Dataset rows for apps and sites
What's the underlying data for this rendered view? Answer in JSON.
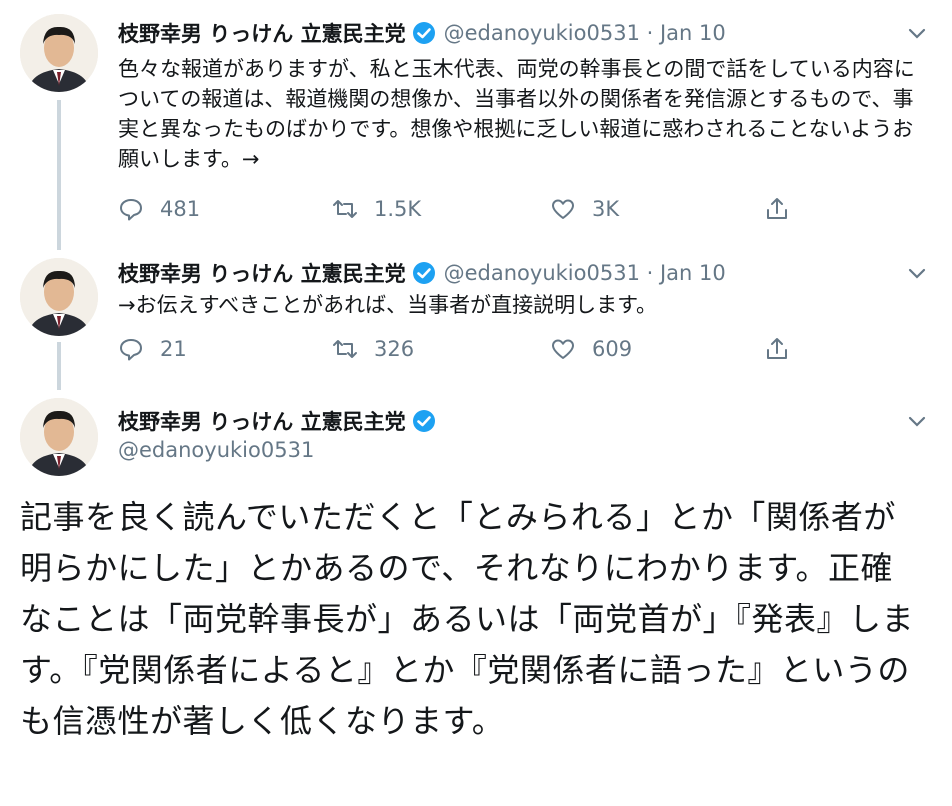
{
  "user": {
    "display_name": "枝野幸男 りっけん 立憲民主党",
    "handle": "@edanoyukio0531",
    "verified_icon": "verified-badge-icon"
  },
  "colors": {
    "text": "#14171a",
    "muted": "#657786",
    "verified": "#1da1f2",
    "line": "#ccd6dd"
  },
  "tweets": [
    {
      "meta": "@edanoyukio0531 · Jan 10",
      "text": "色々な報道がありますが、私と玉木代表、両党の幹事長との間で話をしている内容についての報道は、報道機関の想像か、当事者以外の関係者を発信源とするもので、事実と異なったものばかりです。想像や根拠に乏しい報道に惑わされることないようお願いします。→",
      "replies": "481",
      "retweets": "1.5K",
      "likes": "3K"
    },
    {
      "meta": "@edanoyukio0531 · Jan 10",
      "text": "→お伝えすべきことがあれば、当事者が直接説明します。",
      "replies": "21",
      "retweets": "326",
      "likes": "609"
    }
  ],
  "main_tweet": {
    "handle": "@edanoyukio0531",
    "text": "記事を良く読んでいただくと「とみられる」とか「関係者が明らかにした」とかあるので、それなりにわかります。正確なことは「両党幹事長が」あるいは「両党首が」『発表』します。『党関係者によると』とか『党関係者に語った』というのも信憑性が著しく低くなります。"
  }
}
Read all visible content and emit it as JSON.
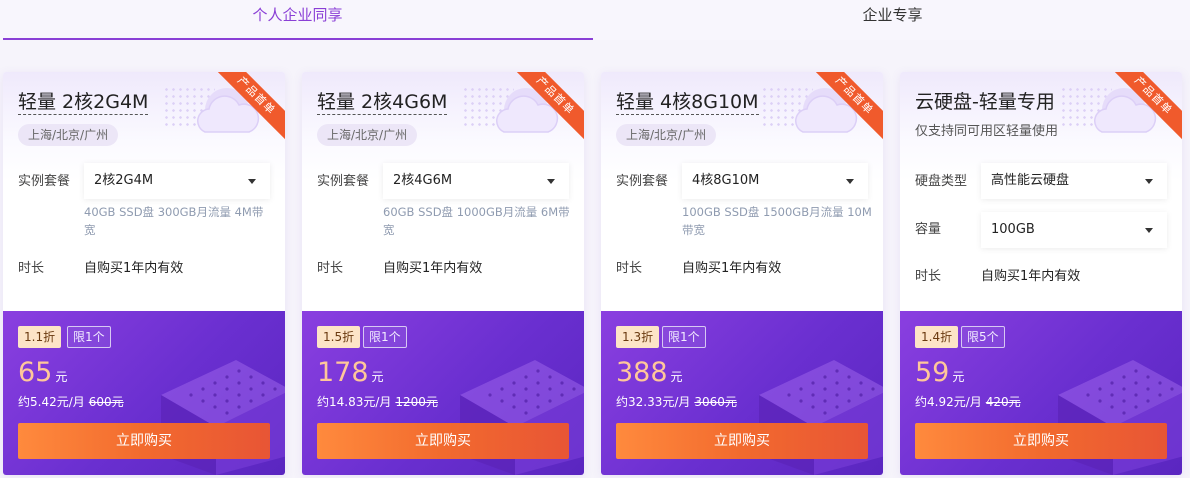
{
  "tabs": [
    {
      "label": "个人企业同享",
      "active": true
    },
    {
      "label": "企业专享",
      "active": false
    }
  ],
  "colors": {
    "accent": "#8a3fd6",
    "ribbon": "#f05a2c",
    "button": "#f26a2e",
    "price": "#ffc79a"
  },
  "ribbon_text": "产品首单",
  "labels": {
    "plan": "实例套餐",
    "duration": "时长",
    "disk_type": "硬盘类型",
    "capacity": "容量"
  },
  "cards": [
    {
      "title": "轻量 2核2G4M",
      "region": "上海/北京/广州",
      "plan_value": "2核2G4M",
      "desc": "40GB SSD盘 300GB月流量 4M带宽",
      "duration_value": "自购买1年内有效",
      "discount": "1.1折",
      "limit": "限1个",
      "price": "65",
      "price_unit": "元",
      "monthly": "约5.42元/月",
      "original": "600元",
      "buy_label": "立即购买"
    },
    {
      "title": "轻量 2核4G6M",
      "region": "上海/北京/广州",
      "plan_value": "2核4G6M",
      "desc": "60GB SSD盘 1000GB月流量 6M带宽",
      "duration_value": "自购买1年内有效",
      "discount": "1.5折",
      "limit": "限1个",
      "price": "178",
      "price_unit": "元",
      "monthly": "约14.83元/月",
      "original": "1200元",
      "buy_label": "立即购买"
    },
    {
      "title": "轻量 4核8G10M",
      "region": "上海/北京/广州",
      "plan_value": "4核8G10M",
      "desc": "100GB SSD盘 1500GB月流量 10M带宽",
      "duration_value": "自购买1年内有效",
      "discount": "1.3折",
      "limit": "限1个",
      "price": "388",
      "price_unit": "元",
      "monthly": "约32.33元/月",
      "original": "3060元",
      "buy_label": "立即购买"
    },
    {
      "title": "云硬盘-轻量专用",
      "subtitle": "仅支持同可用区轻量使用",
      "disk_type_value": "高性能云硬盘",
      "capacity_value": "100GB",
      "duration_value": "自购买1年内有效",
      "discount": "1.4折",
      "limit": "限5个",
      "price": "59",
      "price_unit": "元",
      "monthly": "约4.92元/月",
      "original": "420元",
      "buy_label": "立即购买"
    }
  ]
}
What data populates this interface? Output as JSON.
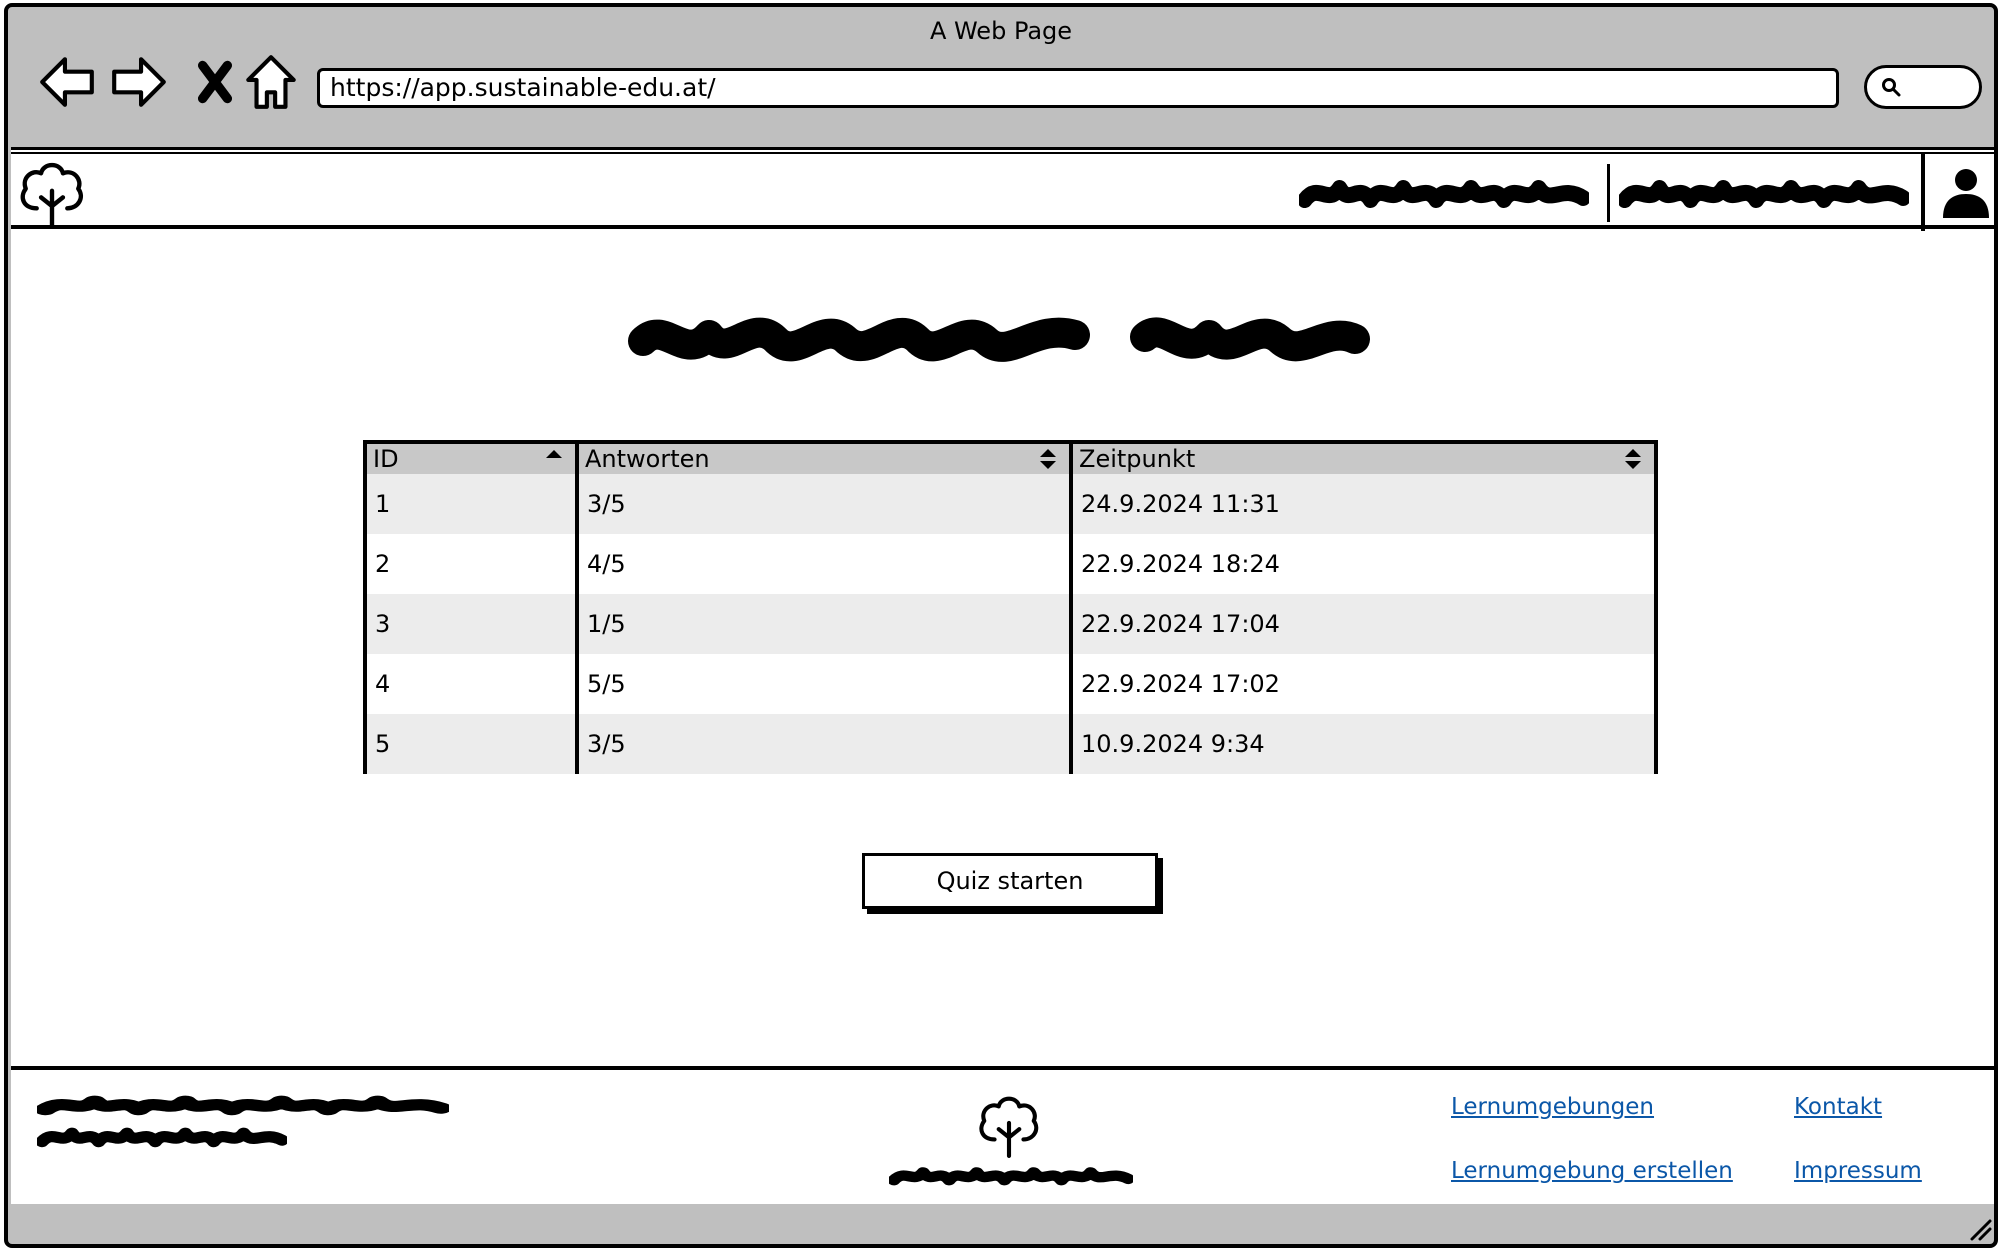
{
  "browser": {
    "title": "A Web Page",
    "url": "https://app.sustainable-edu.at/",
    "nav_icons": [
      "back-arrow-icon",
      "forward-arrow-icon",
      "close-x-icon",
      "home-icon",
      "search-icon"
    ]
  },
  "header": {
    "logo_icon": "tree-logo-icon",
    "account_icon": "user-icon"
  },
  "table": {
    "columns": [
      {
        "label": "ID",
        "sort": "ascending"
      },
      {
        "label": "Antworten",
        "sort": "sortable"
      },
      {
        "label": "Zeitpunkt",
        "sort": "sortable"
      }
    ],
    "rows": [
      {
        "id": "1",
        "answers": "3/5",
        "time": "24.9.2024 11:31"
      },
      {
        "id": "2",
        "answers": "4/5",
        "time": "22.9.2024 18:24"
      },
      {
        "id": "3",
        "answers": "1/5",
        "time": "22.9.2024 17:04"
      },
      {
        "id": "4",
        "answers": "5/5",
        "time": "22.9.2024 17:02"
      },
      {
        "id": "5",
        "answers": "3/5",
        "time": "10.9.2024 9:34"
      }
    ]
  },
  "quiz_button": {
    "label": "Quiz starten"
  },
  "footer": {
    "logo_icon": "tree-logo-icon",
    "links": {
      "lernumgebungen": "Lernumgebungen",
      "erstellen": "Lernumgebung erstellen",
      "kontakt": "Kontakt",
      "impressum": "Impressum"
    }
  },
  "colors": {
    "chrome": "#bfbfbf",
    "header_row": "#c8c8c8",
    "stripe": "#ececec",
    "link": "#0b57a8"
  }
}
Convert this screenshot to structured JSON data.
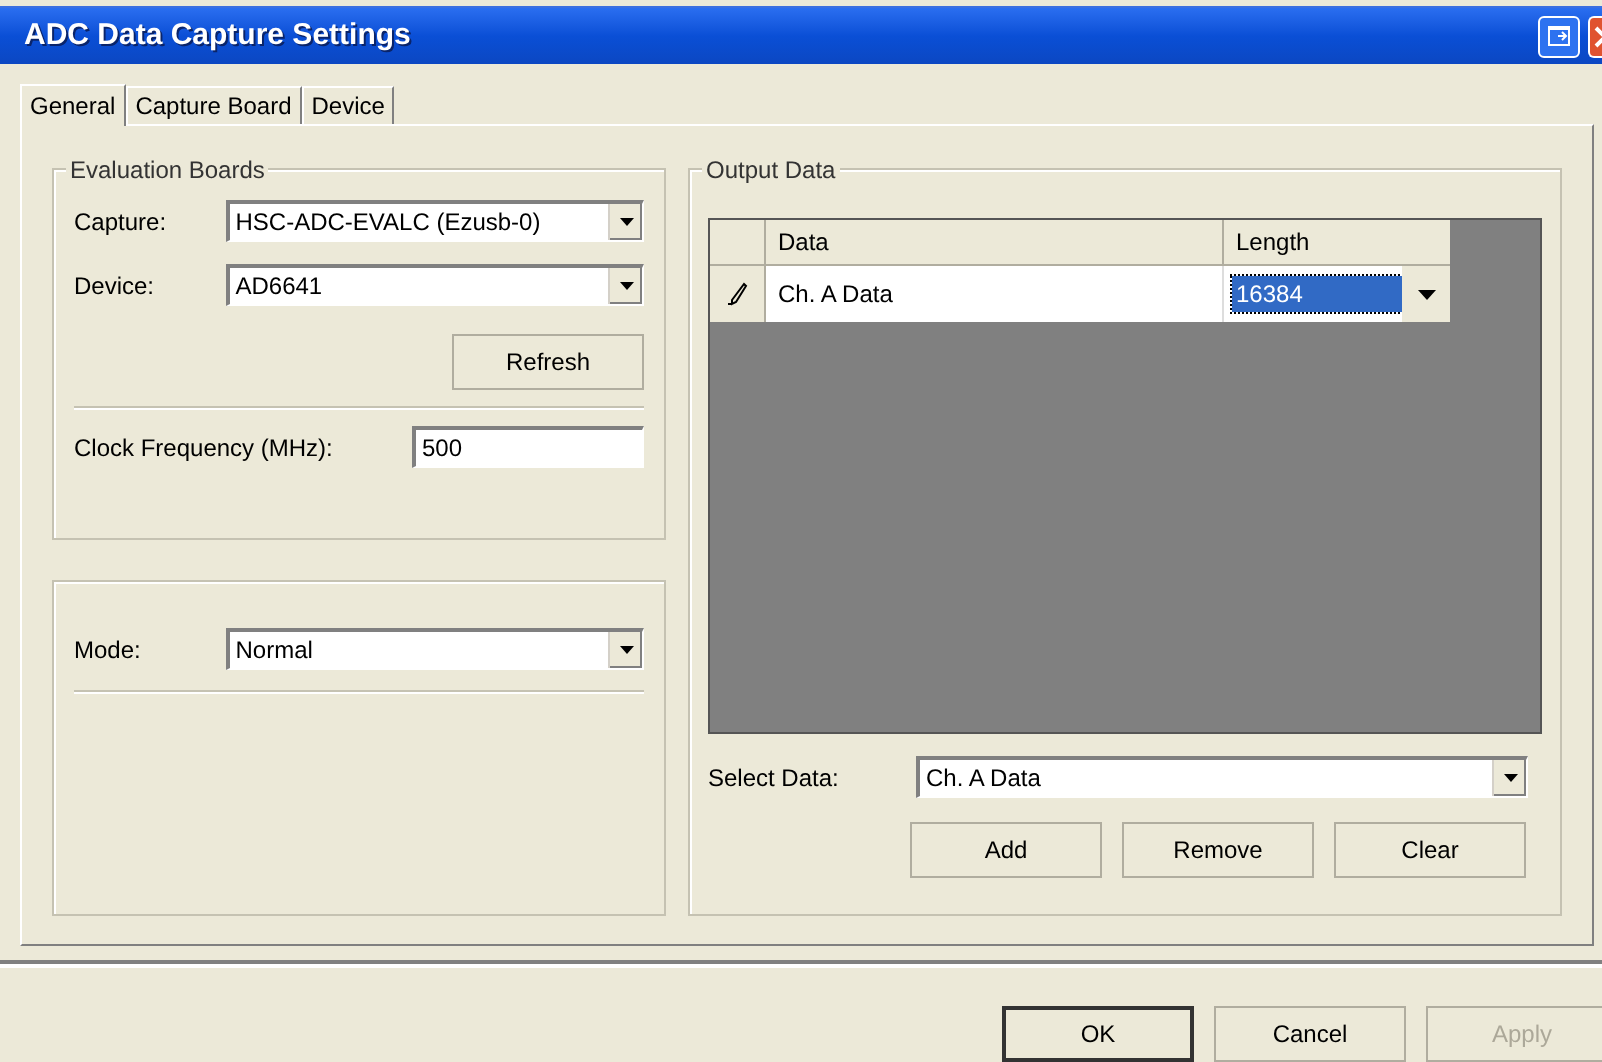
{
  "window": {
    "title": "ADC Data Capture Settings"
  },
  "tabs": [
    {
      "label": "General",
      "selected": true
    },
    {
      "label": "Capture Board",
      "selected": false
    },
    {
      "label": "Device",
      "selected": false
    }
  ],
  "evaluation_boards": {
    "title": "Evaluation Boards",
    "capture": {
      "label": "Capture:",
      "value": "HSC-ADC-EVALC (Ezusb-0)"
    },
    "device": {
      "label": "Device:",
      "value": "AD6641"
    },
    "refresh_button": "Refresh",
    "clock": {
      "label": "Clock Frequency (MHz):",
      "value": "500"
    }
  },
  "mode": {
    "label": "Mode:",
    "value": "Normal"
  },
  "output_data": {
    "title": "Output Data",
    "table": {
      "columns": [
        "Data",
        "Length"
      ],
      "rows": [
        {
          "data": "Ch. A Data",
          "length": "16384",
          "editing": true,
          "selected": true
        }
      ]
    },
    "select_data": {
      "label": "Select Data:",
      "value": "Ch. A Data"
    },
    "buttons": [
      "Add",
      "Remove",
      "Clear"
    ]
  },
  "buttons": [
    {
      "label": "OK",
      "default": true,
      "disabled": false
    },
    {
      "label": "Cancel",
      "default": false,
      "disabled": false
    },
    {
      "label": "Apply",
      "default": false,
      "disabled": true
    }
  ]
}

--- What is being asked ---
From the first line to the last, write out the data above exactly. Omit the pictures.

--- Exercise output ---
What's the underlying data for this rendered view? Answer in JSON.
{
  "user": {
    "display_name": "枝野幸男 りっけん 立憲民主党",
    "handle": "@edanoyukio0531",
    "verified_icon": "verified-badge-icon"
  },
  "colors": {
    "text": "#14171a",
    "muted": "#657786",
    "verified": "#1da1f2",
    "line": "#ccd6dd"
  },
  "tweets": [
    {
      "meta": "@edanoyukio0531 · Jan 10",
      "text": "色々な報道がありますが、私と玉木代表、両党の幹事長との間で話をしている内容についての報道は、報道機関の想像か、当事者以外の関係者を発信源とするもので、事実と異なったものばかりです。想像や根拠に乏しい報道に惑わされることないようお願いします。→",
      "replies": "481",
      "retweets": "1.5K",
      "likes": "3K"
    },
    {
      "meta": "@edanoyukio0531 · Jan 10",
      "text": "→お伝えすべきことがあれば、当事者が直接説明します。",
      "replies": "21",
      "retweets": "326",
      "likes": "609"
    }
  ],
  "main_tweet": {
    "handle": "@edanoyukio0531",
    "text": "記事を良く読んでいただくと「とみられる」とか「関係者が明らかにした」とかあるので、それなりにわかります。正確なことは「両党幹事長が」あるいは「両党首が」『発表』します。『党関係者によると』とか『党関係者に語った』というのも信憑性が著しく低くなります。"
  }
}
Read all visible content and emit it as JSON.
{
  "tabs": [
    {
      "label": "个人企业同享",
      "active": true
    },
    {
      "label": "企业专享",
      "active": false
    }
  ],
  "colors": {
    "accent": "#8a3fd6",
    "ribbon": "#f05a2c",
    "button": "#f26a2e",
    "price": "#ffc79a"
  },
  "ribbon_text": "产品首单",
  "labels": {
    "plan": "实例套餐",
    "duration": "时长",
    "disk_type": "硬盘类型",
    "capacity": "容量"
  },
  "cards": [
    {
      "title": "轻量 2核2G4M",
      "region": "上海/北京/广州",
      "plan_value": "2核2G4M",
      "desc": "40GB SSD盘 300GB月流量 4M带宽",
      "duration_value": "自购买1年内有效",
      "discount": "1.1折",
      "limit": "限1个",
      "price": "65",
      "price_unit": "元",
      "monthly": "约5.42元/月",
      "original": "600元",
      "buy_label": "立即购买"
    },
    {
      "title": "轻量 2核4G6M",
      "region": "上海/北京/广州",
      "plan_value": "2核4G6M",
      "desc": "60GB SSD盘 1000GB月流量 6M带宽",
      "duration_value": "自购买1年内有效",
      "discount": "1.5折",
      "limit": "限1个",
      "price": "178",
      "price_unit": "元",
      "monthly": "约14.83元/月",
      "original": "1200元",
      "buy_label": "立即购买"
    },
    {
      "title": "轻量 4核8G10M",
      "region": "上海/北京/广州",
      "plan_value": "4核8G10M",
      "desc": "100GB SSD盘 1500GB月流量 10M带宽",
      "duration_value": "自购买1年内有效",
      "discount": "1.3折",
      "limit": "限1个",
      "price": "388",
      "price_unit": "元",
      "monthly": "约32.33元/月",
      "original": "3060元",
      "buy_label": "立即购买"
    },
    {
      "title": "云硬盘-轻量专用",
      "subtitle": "仅支持同可用区轻量使用",
      "disk_type_value": "高性能云硬盘",
      "capacity_value": "100GB",
      "duration_value": "自购买1年内有效",
      "discount": "1.4折",
      "limit": "限5个",
      "price": "59",
      "price_unit": "元",
      "monthly": "约4.92元/月",
      "original": "420元",
      "buy_label": "立即购买"
    }
  ]
}
What data populates this interface? Output as JSON.
{
  "browser": {
    "title": "A Web Page",
    "url": "https://app.sustainable-edu.at/",
    "nav_icons": [
      "back-arrow-icon",
      "forward-arrow-icon",
      "close-x-icon",
      "home-icon",
      "search-icon"
    ]
  },
  "header": {
    "logo_icon": "tree-logo-icon",
    "account_icon": "user-icon"
  },
  "table": {
    "columns": [
      {
        "label": "ID",
        "sort": "ascending"
      },
      {
        "label": "Antworten",
        "sort": "sortable"
      },
      {
        "label": "Zeitpunkt",
        "sort": "sortable"
      }
    ],
    "rows": [
      {
        "id": "1",
        "answers": "3/5",
        "time": "24.9.2024 11:31"
      },
      {
        "id": "2",
        "answers": "4/5",
        "time": "22.9.2024 18:24"
      },
      {
        "id": "3",
        "answers": "1/5",
        "time": "22.9.2024 17:04"
      },
      {
        "id": "4",
        "answers": "5/5",
        "time": "22.9.2024 17:02"
      },
      {
        "id": "5",
        "answers": "3/5",
        "time": "10.9.2024 9:34"
      }
    ]
  },
  "quiz_button": {
    "label": "Quiz starten"
  },
  "footer": {
    "logo_icon": "tree-logo-icon",
    "links": {
      "lernumgebungen": "Lernumgebungen",
      "erstellen": "Lernumgebung erstellen",
      "kontakt": "Kontakt",
      "impressum": "Impressum"
    }
  },
  "colors": {
    "chrome": "#bfbfbf",
    "header_row": "#c8c8c8",
    "stripe": "#ececec",
    "link": "#0b57a8"
  }
}
Convert this screenshot to structured JSON data.
{
  "window": {
    "title": "ADC Data Capture Settings"
  },
  "tabs": [
    {
      "label": "General",
      "selected": true
    },
    {
      "label": "Capture Board",
      "selected": false
    },
    {
      "label": "Device",
      "selected": false
    }
  ],
  "evaluation_boards": {
    "title": "Evaluation Boards",
    "capture": {
      "label": "Capture:",
      "value": "HSC-ADC-EVALC (Ezusb-0)"
    },
    "device": {
      "label": "Device:",
      "value": "AD6641"
    },
    "refresh_button": "Refresh",
    "clock": {
      "label": "Clock Frequency (MHz):",
      "value": "500"
    }
  },
  "mode": {
    "label": "Mode:",
    "value": "Normal"
  },
  "output_data": {
    "title": "Output Data",
    "table": {
      "columns": [
        "Data",
        "Length"
      ],
      "rows": [
        {
          "data": "Ch. A Data",
          "length": "16384",
          "editing": true,
          "selected": true
        }
      ]
    },
    "select_data": {
      "label": "Select Data:",
      "value": "Ch. A Data"
    },
    "buttons": [
      "Add",
      "Remove",
      "Clear"
    ]
  },
  "buttons": [
    {
      "label": "OK",
      "default": true,
      "disabled": false
    },
    {
      "label": "Cancel",
      "default": false,
      "disabled": false
    },
    {
      "label": "Apply",
      "default": false,
      "disabled": true
    }
  ]
}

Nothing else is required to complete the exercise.